Integrate Your Scale into Your Apple E-Collar
The Apple Watch (an e-collar for humans) is going to end up being a powerful training tool for people that want to improve themselves. For example, if you buy a blue-tooth enabled scale, it will integrate directly into Apple’s HealthKit framework (or its own app, if you’re an Android user). How much walking and standing do you need to do to achieve your weigh and fitness goals? How many calories have you consumed today?

Giving Directly
I am famously cheap, but I also believe in philanthropy and paying it forward. I am sometimes asked if there is a direct way to give to the poor in the developing world. Yes, there is now.

Solar Is the Future NOW
MIT says current solar technology is good enough to take us into a clean energy future.

Solar Roads Are Better Than Imagined
Engineers in the Netherlands say energy-generating solar roads that were installed outside of Amsterdam last year are working better than expected.

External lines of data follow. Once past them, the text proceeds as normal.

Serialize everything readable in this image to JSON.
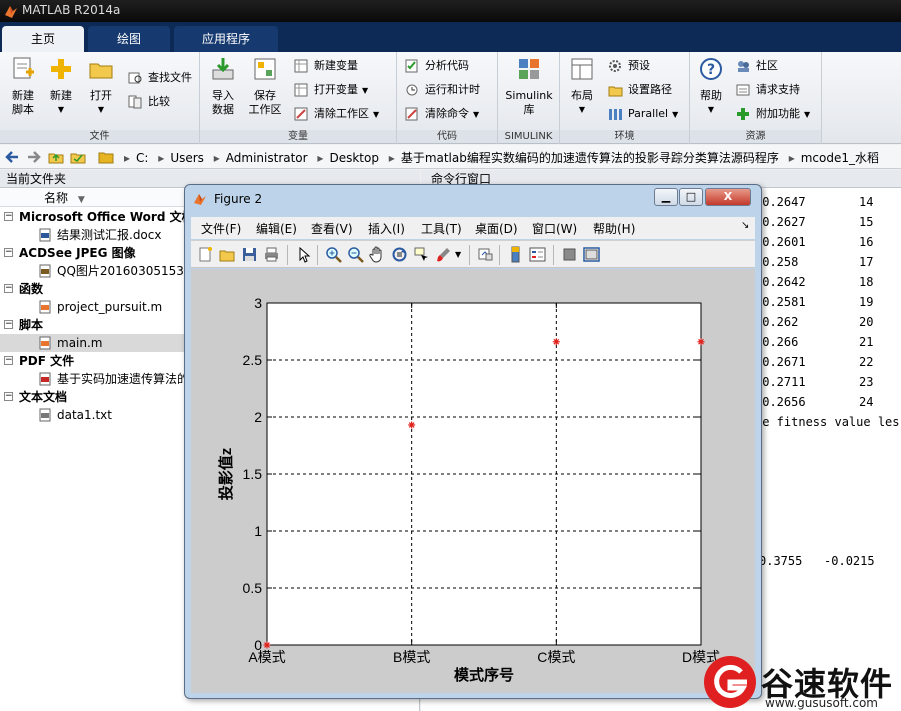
{
  "app": {
    "title": "MATLAB R2014a"
  },
  "tabs": [
    {
      "label": "主页",
      "active": true
    },
    {
      "label": "绘图",
      "active": false
    },
    {
      "label": "应用程序",
      "active": false
    }
  ],
  "ribbon": {
    "file": {
      "label": "文件",
      "new_script": "新建\n脚本",
      "new": "新建",
      "open": "打开",
      "find_files": "查找文件",
      "compare": "比较"
    },
    "variable": {
      "label": "变量",
      "import": "导入\n数据",
      "save_ws": "保存\n工作区",
      "new_var": "新建变量",
      "open_var": "打开变量",
      "clear_ws": "清除工作区"
    },
    "code": {
      "label": "代码",
      "analyze": "分析代码",
      "run_time": "运行和计时",
      "clear_cmd": "清除命令"
    },
    "simulink": {
      "label": "SIMULINK",
      "lib": "Simulink\n库"
    },
    "env": {
      "label": "环境",
      "layout": "布局",
      "prefs": "预设",
      "set_path": "设置路径",
      "parallel": "Parallel"
    },
    "resources": {
      "label": "资源",
      "help": "帮助",
      "community": "社区",
      "support": "请求支持",
      "addons": "附加功能"
    }
  },
  "address": {
    "crumbs": [
      "C:",
      "Users",
      "Administrator",
      "Desktop",
      "基于matlab编程实数编码的加速遗传算法的投影寻踪分类算法源码程序",
      "mcode1_水稻"
    ]
  },
  "current_folder": {
    "title": "当前文件夹",
    "col_name": "名称",
    "sort_icon": "▼",
    "rows": [
      {
        "type": "header",
        "text": "Microsoft Office Word 文档"
      },
      {
        "type": "file",
        "text": "结果测试汇报.docx",
        "icon": "word"
      },
      {
        "type": "header",
        "text": "ACDSee JPEG 图像"
      },
      {
        "type": "file",
        "text": "QQ图片201603051538",
        "icon": "jpeg"
      },
      {
        "type": "header",
        "text": "函数"
      },
      {
        "type": "file",
        "text": "project_pursuit.m",
        "icon": "func"
      },
      {
        "type": "header",
        "text": "脚本"
      },
      {
        "type": "file",
        "text": "main.m",
        "icon": "script",
        "selected": true
      },
      {
        "type": "header",
        "text": "PDF 文件"
      },
      {
        "type": "file",
        "text": "基于实码加速遗传算法的",
        "icon": "pdf"
      },
      {
        "type": "header",
        "text": "文本文档"
      },
      {
        "type": "file",
        "text": "data1.txt",
        "icon": "txt"
      }
    ],
    "toggle_glyph": "−"
  },
  "command_window": {
    "title": "命令行窗口",
    "lines": [
      {
        "a": "-0.2647",
        "b": "14"
      },
      {
        "a": "-0.2627",
        "b": "15"
      },
      {
        "a": "-0.2601",
        "b": "16"
      },
      {
        "a": "-0.258",
        "b": "17"
      },
      {
        "a": "-0.2642",
        "b": "18"
      },
      {
        "a": "-0.2581",
        "b": "19"
      },
      {
        "a": "-0.262",
        "b": "20"
      },
      {
        "a": "-0.266",
        "b": "21"
      },
      {
        "a": "-0.2671",
        "b": "22"
      },
      {
        "a": "-0.2711",
        "b": "23"
      },
      {
        "a": "-0.2656",
        "b": "24"
      }
    ],
    "msg": "he fitness value les",
    "bottom": "0.3755   -0.0215"
  },
  "figure": {
    "title": "Figure 2",
    "btn_min": "▁",
    "btn_max": "□",
    "btn_close": "X",
    "menu": [
      "文件(F)",
      "编辑(E)",
      "查看(V)",
      "插入(I)",
      "工具(T)",
      "桌面(D)",
      "窗口(W)",
      "帮助(H)"
    ],
    "menu_arrow": "↘"
  },
  "chart_data": {
    "type": "scatter",
    "categories": [
      "A模式",
      "B模式",
      "C模式",
      "D模式"
    ],
    "x": [
      1,
      2,
      3,
      4
    ],
    "y": [
      0,
      1.93,
      2.66,
      2.66
    ],
    "xlabel": "模式序号",
    "ylabel": "投影值z",
    "ylim": [
      0,
      3
    ],
    "yticks": [
      "0",
      "0.5",
      "1",
      "1.5",
      "2",
      "2.5",
      "3"
    ],
    "grid": true,
    "marker": "*",
    "marker_color": "#e0201b"
  },
  "watermark": {
    "brand": "谷速软件",
    "url": "www.gususoft.com",
    "color": "#e02020"
  }
}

A 70-metre test track has generated 3,000 kwh of electricity in its first six months - enough to power a single-person household for a year.

Lawrence of Arabia and the Motorcycle Helmet
TE Lawrence died from head wounds suffered while riding his motorcycle. He was only 46 years old. His death in 1935 sparked research into, and the development of, motorcycle helmets which have since saved countless lives.

Ocean Science Drones Will Think for Themselves 
MIT scientists have programmed autonomous underwater vehicles (AUVs) to think for themselves, problem solve, and even fix hardware malfunctions as they go about their work mapping ocean floors and monitor the health of fisheries. Given a goal, the bots are left to figure out how to best achieve the goal and if something comes up that prevents them from achieving that goal, they can change goals to achieve something else.

Much Tougher Spider Silk
Simply spraying spiders with graphene makes them produce silk that is six times stronger than normal. Scientists are not sure why this occurs, but one theory is that spiders mop up materials in their environment and incorporate them into the silk as they spin

The Keystone Kops' Klavel
Drug field tests used by cops are so bad they react positively to air, soap, and candy. Perfect for creating trumped up charges to bust minorities!

Are Robot Drivers Safer Than Humans?
Of course they are. Notes Chris Urmson, director of Google’s self-driving program: "Over the 6 years since we started the project, we’ve been involved in 11 minor accidents (light damage, no injuries) during those 1.7 million miles of autonomous and manual driving with our safety drivers behind the wheel, and not once was the self-driving car the cause of the accident."


Rick said...

I don't know what that WW2 photo has to do with Google's self driving cars, but that duece-and-a-half looks like the ones my Mother drove during the war. And that could have been her serving coffee to the soldiers. I have dozens of photos like this, from 1944-45 in Europe, driving their Clubmobiles and other miltary trucks. She also taught truck driving, and was involved in the Red Ball Express, supplying Patton's army in France and Belgium.

Thanks for that trip down memory lane!

PBurns said...

All about the coffee. :)